Enthusiasm? When we're not following some cookie-cutter philosophy of mass-produced housing or commercial development, people are likely to have some level of enthusiasm for what they do. My opinion. Anyway, it'd take a fair amount of enthusiasm for an artist to think up the sort of variety that real cities exhibit.
Rocket ships on the roof? Not so much. Rocket ships make even more noise than airliners when they take off; and turned out to be more useful for traveling to space, than between cities or continents. On the other hand, we do use helicopters quite a bit for point-to-point transportation. And rooftop heliports are fairly common. ("New helipad ready at St. Elizabeth East" WLFI, Lafayette, Indiana, (December 14, 2009))
I think where the great visionaries went wrong was forgetting that people are, well, people: not The Masses. The following examples are from American culture - which is the only one I know well, from the inside.
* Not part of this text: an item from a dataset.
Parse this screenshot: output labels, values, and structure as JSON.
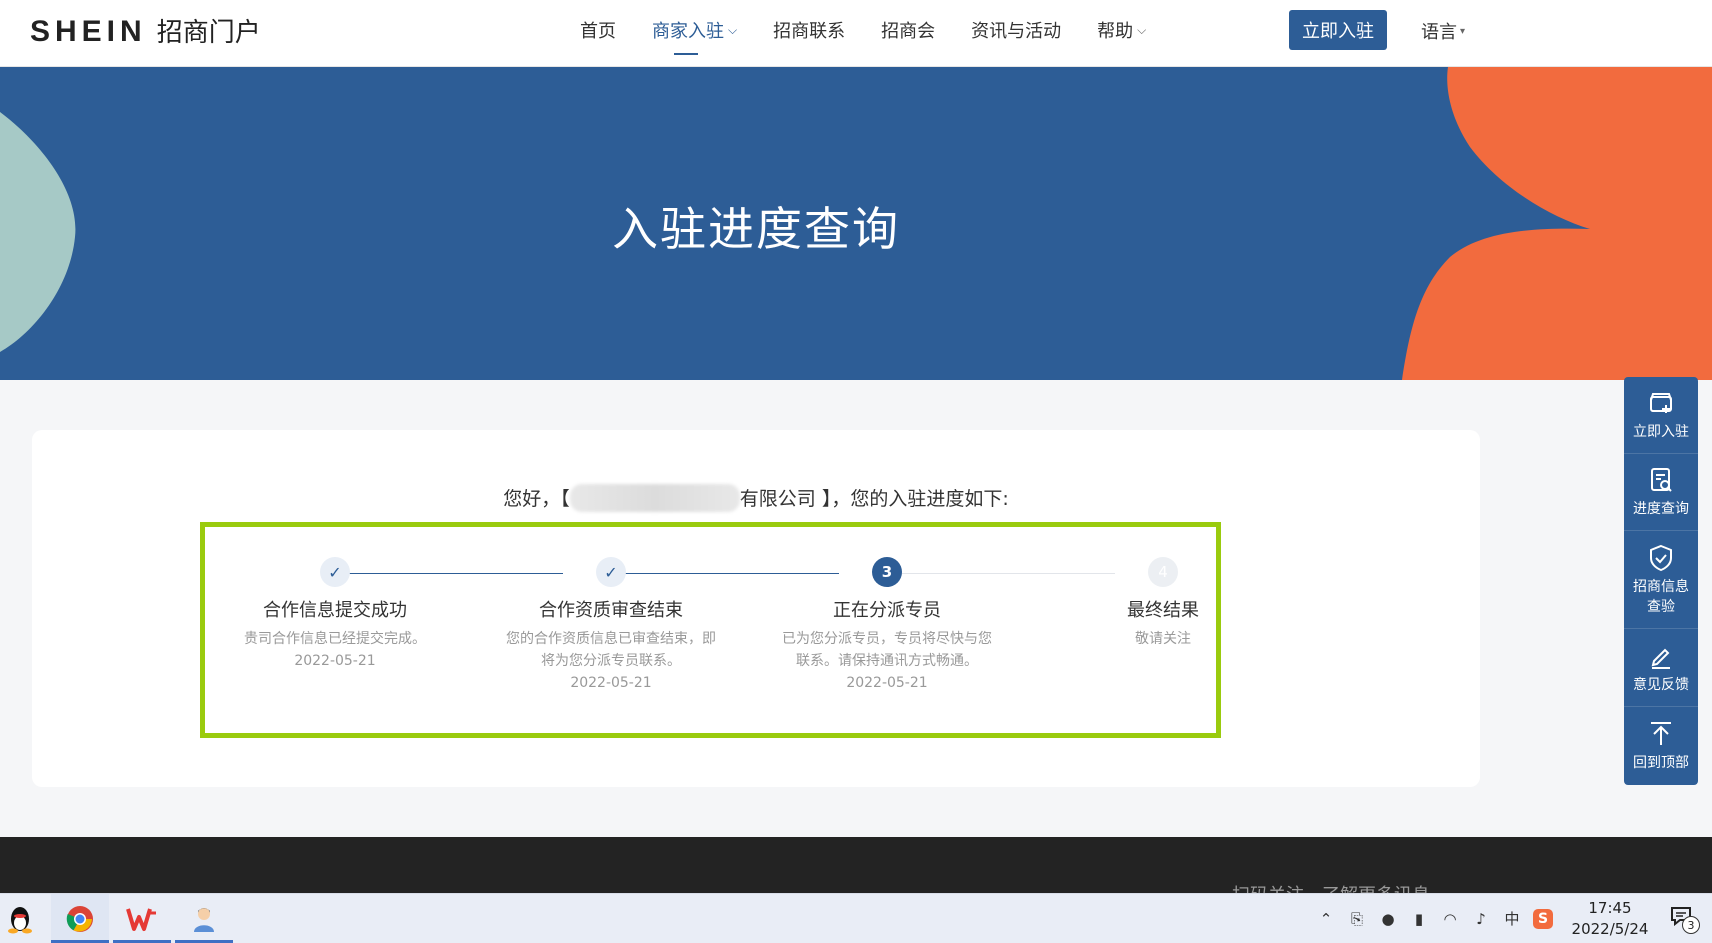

Some of us like bowling and beer; Others express an aesthetic preference for fine wine and polo.
Some give the impression that they'd rather be dead than caught reading a Stephen King novel, or a Harlequin romance. Others put their money where their interests are; making Stephen King a popular writer, and Harlequin romance stories a durable part of the American cultural landscape.
I don't read Harlequin romances, but I don't dream of a day when they'll be banned.
Or of a polo-free utopia.
Or of a wonderful City of the Future where everyone will walk around, discussing Chekov. Or Chekhov. Or, closer to my heart, be within about fifty paces of an entrance of a massive library.
Come to think of it, the Internet is sort of like a massive library: and I'm there right now.
We're All Alike: Each One of Us is UniqueThere's a dusty gag that goes something like this: 'Everybody's the same; we're all alike.' Or maybe it's the other way around.
Architects are people, pretty much like everybody else: except that they've got the native abilities and specialized training it takes to design buildings. The good ones, in my opinion, are those who make beautiful urban sculptures exemplifying some lofty goal - that also makes a practical office building, parking garage, or whatever else the client needs.
City planners? Same comment.
- "The Future: Just Like Today, Only Different"
(Last updated December 16, 2009)
- "Lemming Tracks: Lower Middle Class and Loving It"
(December 14, 2009)
- "These Houses aren't Invisible: They're Underground"
(June 25, 2009)
- "House With a Sunshade"
(June 25, 2009)
- "Unbuilt Skyscrapers"
(June 22, 2009)
- "Cities of the Will be that Was"
(June 22, 2009)
- "Shimizu Corporation's Tokyo Bay Mega-City Pyramid on Discovery Channel's Extreme Engineering"
(June 22, 2009)
- "Groundbreaking at Spaceport America: World's First Purpose-Built Commercial Spaceport"
(June 20, 2009)